Do not panic! You can easily get rid of most Mac threats by firstly isolating them and then removing them. One reccomended way to do that is by using a reputable malware removal software that can take care of the removal automatically for you. There are many Mac anti-malware apps out there that you can choose from. SpyHunter for Mac is one of the reccomended Mac anti-malware apps, that can scan for free and detect any viruses, tracking cookies and unwanted adware apps plus take care of them quickly. This saves time for manual removal that you would otherwise have to do.
How to secure my passwords and other data from System Security At Risk?
With few simple actions. First and foremost, it is imperative that you follow these steps:
Step 1: Find a safe computer and connect it to another network, not the one that your Mac was infected in.

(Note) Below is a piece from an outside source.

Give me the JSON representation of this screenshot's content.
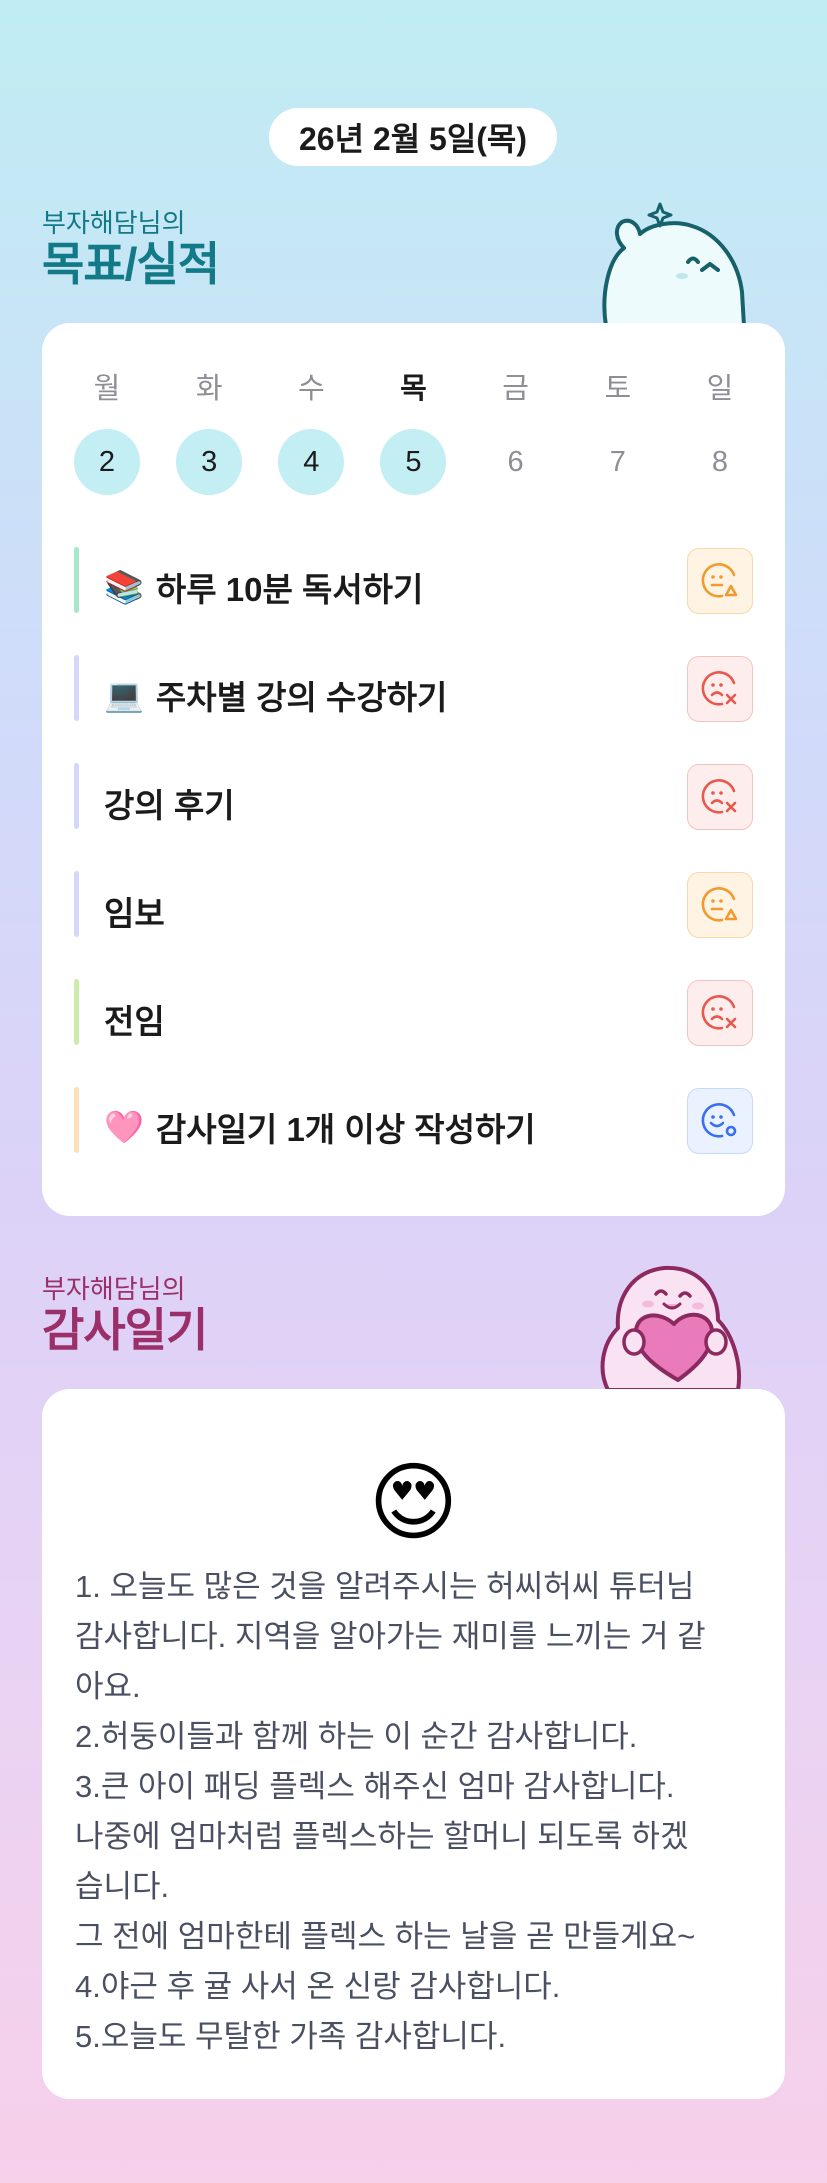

Step 2: Change all of your passwords, starting from your e-mail passwords.
Step 3: Enable two-factor authentication for protection of your important accounts.
Step 4: Call your bank to change your credit card details (secret code, etc.) if you have saved your credit card for online shopping or have done online activiites with your card.
Step 5: Make sure to call your ISP (Internet provider or carrier) and ask them to change your IP address.
Step 6: Change your Wi-Fi password.
Step 7: (Optional): Make sure to scan all of the devices connected to your network for viruses and repeat these steps for them if they are affected.
Step 8: Install anti-malware software with real-time protection on every device you have.
Step 9: Try not to download software from sites you know nothing about and stay away from low-reputation websites in general.
If you follow these reccomendations, your network and Apple devices will become significantly more safe against any threats or information invasive software and be virus free and protected in the future too.
More tips you can find on our MacOS Virus section, where you can also ask any questions and comment about your Mac problems.